Element data from apps and pages:
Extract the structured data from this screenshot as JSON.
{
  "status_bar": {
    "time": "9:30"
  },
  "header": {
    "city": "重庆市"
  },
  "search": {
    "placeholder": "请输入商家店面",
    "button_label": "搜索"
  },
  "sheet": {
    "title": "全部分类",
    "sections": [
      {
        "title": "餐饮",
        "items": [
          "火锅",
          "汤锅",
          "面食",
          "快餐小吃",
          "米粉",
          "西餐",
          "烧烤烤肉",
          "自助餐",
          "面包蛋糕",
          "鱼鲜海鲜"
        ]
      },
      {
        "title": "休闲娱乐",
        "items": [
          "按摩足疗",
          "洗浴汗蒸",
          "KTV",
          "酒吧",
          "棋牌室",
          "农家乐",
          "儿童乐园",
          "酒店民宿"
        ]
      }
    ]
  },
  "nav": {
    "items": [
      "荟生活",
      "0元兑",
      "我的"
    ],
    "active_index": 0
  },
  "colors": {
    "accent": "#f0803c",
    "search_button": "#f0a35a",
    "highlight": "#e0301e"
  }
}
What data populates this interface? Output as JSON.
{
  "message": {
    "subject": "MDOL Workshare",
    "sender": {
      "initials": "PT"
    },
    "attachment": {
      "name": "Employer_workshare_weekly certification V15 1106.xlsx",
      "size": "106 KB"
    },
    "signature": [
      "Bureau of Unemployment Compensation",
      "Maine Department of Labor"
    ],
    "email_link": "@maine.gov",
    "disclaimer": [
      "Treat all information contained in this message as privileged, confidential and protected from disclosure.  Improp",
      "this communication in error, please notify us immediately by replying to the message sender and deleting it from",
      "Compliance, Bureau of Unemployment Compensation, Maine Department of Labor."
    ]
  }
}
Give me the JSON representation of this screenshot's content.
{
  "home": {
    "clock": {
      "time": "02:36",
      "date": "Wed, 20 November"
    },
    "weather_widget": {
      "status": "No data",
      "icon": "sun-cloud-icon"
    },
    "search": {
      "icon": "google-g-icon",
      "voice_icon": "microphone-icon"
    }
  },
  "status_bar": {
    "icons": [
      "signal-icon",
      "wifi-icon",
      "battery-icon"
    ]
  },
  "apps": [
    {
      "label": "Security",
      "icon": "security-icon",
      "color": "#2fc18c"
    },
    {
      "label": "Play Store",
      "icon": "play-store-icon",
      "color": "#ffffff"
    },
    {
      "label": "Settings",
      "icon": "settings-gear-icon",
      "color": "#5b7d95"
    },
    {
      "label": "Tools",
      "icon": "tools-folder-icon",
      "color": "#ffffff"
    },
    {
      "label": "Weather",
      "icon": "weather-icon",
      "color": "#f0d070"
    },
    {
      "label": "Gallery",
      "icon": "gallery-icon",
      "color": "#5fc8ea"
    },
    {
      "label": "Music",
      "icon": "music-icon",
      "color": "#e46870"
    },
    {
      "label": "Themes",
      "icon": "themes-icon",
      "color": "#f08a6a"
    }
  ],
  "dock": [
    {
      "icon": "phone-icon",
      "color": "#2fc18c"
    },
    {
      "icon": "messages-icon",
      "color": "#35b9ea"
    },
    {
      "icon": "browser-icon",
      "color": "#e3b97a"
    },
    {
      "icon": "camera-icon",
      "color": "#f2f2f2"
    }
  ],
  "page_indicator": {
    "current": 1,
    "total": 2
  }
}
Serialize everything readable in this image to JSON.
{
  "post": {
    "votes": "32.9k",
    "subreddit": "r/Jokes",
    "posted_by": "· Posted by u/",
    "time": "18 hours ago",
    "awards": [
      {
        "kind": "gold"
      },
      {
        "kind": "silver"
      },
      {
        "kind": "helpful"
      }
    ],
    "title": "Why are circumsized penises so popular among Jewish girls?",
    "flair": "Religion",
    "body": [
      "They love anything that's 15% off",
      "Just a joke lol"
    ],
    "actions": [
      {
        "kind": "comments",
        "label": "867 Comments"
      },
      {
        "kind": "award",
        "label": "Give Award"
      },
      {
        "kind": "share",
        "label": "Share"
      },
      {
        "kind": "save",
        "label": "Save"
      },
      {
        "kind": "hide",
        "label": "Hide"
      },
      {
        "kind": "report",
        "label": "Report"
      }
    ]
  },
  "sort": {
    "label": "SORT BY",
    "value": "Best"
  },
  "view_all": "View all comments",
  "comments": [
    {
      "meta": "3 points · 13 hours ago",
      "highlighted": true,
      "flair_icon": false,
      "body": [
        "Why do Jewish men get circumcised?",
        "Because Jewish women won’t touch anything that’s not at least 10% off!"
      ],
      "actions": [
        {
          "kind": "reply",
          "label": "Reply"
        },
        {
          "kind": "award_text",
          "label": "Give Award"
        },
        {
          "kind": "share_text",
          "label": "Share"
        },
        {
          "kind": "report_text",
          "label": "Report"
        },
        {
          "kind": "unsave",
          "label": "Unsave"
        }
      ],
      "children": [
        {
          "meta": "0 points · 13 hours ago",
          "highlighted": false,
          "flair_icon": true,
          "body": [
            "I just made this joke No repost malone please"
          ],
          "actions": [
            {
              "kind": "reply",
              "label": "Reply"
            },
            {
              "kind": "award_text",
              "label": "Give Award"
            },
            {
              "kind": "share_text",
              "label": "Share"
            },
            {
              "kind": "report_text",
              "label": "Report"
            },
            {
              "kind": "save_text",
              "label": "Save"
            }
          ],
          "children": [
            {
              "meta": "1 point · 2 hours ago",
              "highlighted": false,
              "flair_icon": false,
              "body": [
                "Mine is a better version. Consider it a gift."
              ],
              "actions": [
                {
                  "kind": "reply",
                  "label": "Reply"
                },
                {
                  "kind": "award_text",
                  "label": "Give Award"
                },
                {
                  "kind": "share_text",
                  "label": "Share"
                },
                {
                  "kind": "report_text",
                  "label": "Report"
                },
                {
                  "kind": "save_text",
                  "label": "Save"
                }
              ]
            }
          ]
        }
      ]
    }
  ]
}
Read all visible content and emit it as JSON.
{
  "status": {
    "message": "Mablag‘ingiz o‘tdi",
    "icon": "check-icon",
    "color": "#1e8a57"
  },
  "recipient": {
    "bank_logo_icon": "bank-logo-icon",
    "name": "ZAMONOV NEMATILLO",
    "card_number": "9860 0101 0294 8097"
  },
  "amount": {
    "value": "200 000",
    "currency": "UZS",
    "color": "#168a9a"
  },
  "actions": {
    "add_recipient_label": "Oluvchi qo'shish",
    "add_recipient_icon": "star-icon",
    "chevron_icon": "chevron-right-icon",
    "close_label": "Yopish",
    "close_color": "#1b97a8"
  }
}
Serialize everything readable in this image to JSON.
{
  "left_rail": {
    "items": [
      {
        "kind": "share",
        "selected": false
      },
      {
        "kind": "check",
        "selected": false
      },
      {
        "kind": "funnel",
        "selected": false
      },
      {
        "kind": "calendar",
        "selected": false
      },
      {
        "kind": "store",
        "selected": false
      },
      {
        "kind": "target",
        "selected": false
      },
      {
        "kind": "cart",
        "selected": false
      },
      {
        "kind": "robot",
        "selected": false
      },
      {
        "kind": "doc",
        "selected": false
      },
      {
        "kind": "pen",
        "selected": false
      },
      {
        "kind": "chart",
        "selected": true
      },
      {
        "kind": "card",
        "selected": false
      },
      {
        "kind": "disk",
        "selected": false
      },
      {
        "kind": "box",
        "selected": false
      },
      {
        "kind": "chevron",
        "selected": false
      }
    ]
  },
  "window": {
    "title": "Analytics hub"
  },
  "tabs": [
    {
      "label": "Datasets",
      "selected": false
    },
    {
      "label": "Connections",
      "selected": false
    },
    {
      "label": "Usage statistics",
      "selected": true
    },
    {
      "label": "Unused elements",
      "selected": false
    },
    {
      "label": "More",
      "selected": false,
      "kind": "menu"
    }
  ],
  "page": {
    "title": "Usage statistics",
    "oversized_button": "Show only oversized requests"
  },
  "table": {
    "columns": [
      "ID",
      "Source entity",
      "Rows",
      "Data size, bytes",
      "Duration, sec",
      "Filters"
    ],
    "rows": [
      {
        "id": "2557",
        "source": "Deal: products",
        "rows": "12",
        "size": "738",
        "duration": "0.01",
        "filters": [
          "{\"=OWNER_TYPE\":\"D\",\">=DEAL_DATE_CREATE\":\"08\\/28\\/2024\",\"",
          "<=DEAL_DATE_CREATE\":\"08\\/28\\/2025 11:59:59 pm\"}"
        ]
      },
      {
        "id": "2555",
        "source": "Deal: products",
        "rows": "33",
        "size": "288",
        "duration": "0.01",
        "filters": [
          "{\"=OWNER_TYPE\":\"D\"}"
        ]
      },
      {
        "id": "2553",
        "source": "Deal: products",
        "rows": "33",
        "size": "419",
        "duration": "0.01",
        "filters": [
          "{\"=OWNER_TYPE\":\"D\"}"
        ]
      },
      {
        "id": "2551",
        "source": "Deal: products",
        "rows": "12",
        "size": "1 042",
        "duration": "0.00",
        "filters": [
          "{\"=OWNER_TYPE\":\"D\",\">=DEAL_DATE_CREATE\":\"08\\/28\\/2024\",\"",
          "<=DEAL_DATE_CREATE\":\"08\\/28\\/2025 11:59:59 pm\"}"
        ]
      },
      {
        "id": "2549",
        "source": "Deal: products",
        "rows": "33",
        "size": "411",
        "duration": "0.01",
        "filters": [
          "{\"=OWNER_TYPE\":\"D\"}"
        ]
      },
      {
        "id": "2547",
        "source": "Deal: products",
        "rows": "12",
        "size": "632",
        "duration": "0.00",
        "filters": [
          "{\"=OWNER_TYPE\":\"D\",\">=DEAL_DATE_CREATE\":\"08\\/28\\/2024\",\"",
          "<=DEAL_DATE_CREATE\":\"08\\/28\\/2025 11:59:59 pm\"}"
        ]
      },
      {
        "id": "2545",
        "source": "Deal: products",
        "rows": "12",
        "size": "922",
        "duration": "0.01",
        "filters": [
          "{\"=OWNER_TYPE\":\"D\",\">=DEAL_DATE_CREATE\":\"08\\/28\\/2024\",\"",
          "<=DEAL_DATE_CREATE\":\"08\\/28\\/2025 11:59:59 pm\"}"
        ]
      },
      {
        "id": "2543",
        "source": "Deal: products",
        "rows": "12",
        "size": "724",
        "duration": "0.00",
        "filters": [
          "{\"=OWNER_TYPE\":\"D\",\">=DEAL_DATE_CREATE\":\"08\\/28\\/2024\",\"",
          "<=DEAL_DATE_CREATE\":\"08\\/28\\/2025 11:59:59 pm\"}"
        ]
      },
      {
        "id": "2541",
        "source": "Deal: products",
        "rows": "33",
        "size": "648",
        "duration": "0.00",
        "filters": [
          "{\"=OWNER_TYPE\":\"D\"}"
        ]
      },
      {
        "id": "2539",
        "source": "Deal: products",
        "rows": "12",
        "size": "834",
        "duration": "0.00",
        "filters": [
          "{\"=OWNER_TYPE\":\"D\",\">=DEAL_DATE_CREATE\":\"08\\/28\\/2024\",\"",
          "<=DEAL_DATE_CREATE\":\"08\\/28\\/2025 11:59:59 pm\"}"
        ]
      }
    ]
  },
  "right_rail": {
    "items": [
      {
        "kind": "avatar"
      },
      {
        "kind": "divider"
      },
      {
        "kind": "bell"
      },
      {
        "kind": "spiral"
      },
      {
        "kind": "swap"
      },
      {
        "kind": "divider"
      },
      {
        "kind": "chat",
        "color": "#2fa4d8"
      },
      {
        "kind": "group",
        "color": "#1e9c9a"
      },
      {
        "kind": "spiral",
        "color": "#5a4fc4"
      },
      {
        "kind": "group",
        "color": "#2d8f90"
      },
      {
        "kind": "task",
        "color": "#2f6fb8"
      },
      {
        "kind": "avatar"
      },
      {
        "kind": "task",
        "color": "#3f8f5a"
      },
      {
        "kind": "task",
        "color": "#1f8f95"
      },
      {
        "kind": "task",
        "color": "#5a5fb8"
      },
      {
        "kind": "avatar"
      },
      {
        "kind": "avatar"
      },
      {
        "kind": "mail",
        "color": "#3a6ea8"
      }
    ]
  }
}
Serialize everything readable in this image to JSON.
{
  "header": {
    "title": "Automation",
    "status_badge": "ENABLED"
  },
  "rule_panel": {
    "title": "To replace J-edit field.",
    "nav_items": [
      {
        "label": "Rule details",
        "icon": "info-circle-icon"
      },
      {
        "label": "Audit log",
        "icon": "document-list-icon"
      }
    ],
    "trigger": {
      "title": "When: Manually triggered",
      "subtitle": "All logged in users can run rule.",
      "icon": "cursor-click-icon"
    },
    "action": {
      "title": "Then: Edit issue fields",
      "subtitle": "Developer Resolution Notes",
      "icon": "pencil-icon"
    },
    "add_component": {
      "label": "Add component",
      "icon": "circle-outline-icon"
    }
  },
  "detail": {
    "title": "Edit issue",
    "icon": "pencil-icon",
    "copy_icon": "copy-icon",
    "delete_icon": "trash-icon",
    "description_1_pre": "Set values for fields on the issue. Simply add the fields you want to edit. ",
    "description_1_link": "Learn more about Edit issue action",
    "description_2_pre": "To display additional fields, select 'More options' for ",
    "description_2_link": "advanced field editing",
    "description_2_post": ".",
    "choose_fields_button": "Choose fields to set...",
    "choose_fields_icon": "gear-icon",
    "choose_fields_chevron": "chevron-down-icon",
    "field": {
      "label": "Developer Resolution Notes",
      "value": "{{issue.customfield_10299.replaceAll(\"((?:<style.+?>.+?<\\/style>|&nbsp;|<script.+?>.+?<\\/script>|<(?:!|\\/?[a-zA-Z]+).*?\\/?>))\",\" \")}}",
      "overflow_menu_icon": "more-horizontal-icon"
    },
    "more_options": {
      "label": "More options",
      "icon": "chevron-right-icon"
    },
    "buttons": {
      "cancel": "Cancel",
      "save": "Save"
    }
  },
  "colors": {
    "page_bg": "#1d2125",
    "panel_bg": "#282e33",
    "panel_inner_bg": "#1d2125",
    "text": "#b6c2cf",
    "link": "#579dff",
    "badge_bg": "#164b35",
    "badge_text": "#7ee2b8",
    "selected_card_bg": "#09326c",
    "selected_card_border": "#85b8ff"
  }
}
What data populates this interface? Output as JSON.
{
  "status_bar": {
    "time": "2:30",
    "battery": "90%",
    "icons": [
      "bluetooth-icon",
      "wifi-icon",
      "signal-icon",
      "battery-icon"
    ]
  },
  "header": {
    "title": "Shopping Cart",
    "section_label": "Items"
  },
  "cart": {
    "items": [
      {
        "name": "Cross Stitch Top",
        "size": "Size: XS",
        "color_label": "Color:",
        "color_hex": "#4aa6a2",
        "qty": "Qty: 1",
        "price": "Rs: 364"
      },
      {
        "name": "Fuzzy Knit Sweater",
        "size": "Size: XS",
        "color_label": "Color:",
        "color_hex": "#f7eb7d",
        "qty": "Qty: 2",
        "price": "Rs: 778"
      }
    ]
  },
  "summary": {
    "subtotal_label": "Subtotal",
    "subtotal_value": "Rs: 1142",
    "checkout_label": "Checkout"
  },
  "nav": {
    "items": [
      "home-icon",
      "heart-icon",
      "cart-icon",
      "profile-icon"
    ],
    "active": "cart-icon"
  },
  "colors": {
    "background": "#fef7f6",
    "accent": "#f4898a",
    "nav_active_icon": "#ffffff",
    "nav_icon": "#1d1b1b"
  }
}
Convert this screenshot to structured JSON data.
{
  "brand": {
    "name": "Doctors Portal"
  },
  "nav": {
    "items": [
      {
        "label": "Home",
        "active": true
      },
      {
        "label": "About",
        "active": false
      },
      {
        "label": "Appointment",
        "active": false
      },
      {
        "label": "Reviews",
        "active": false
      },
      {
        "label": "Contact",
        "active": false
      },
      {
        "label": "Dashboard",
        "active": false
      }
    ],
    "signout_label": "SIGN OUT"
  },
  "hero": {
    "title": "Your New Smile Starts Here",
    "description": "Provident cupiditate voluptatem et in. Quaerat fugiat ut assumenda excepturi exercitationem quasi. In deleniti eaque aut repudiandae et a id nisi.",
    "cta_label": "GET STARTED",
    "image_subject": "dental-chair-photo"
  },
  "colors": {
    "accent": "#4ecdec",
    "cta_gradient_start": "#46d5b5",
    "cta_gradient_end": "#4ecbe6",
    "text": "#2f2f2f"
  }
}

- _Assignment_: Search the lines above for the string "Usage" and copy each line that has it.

- _Written response_:
      "label": "Usage statistics",
    "title": "Usage statistics",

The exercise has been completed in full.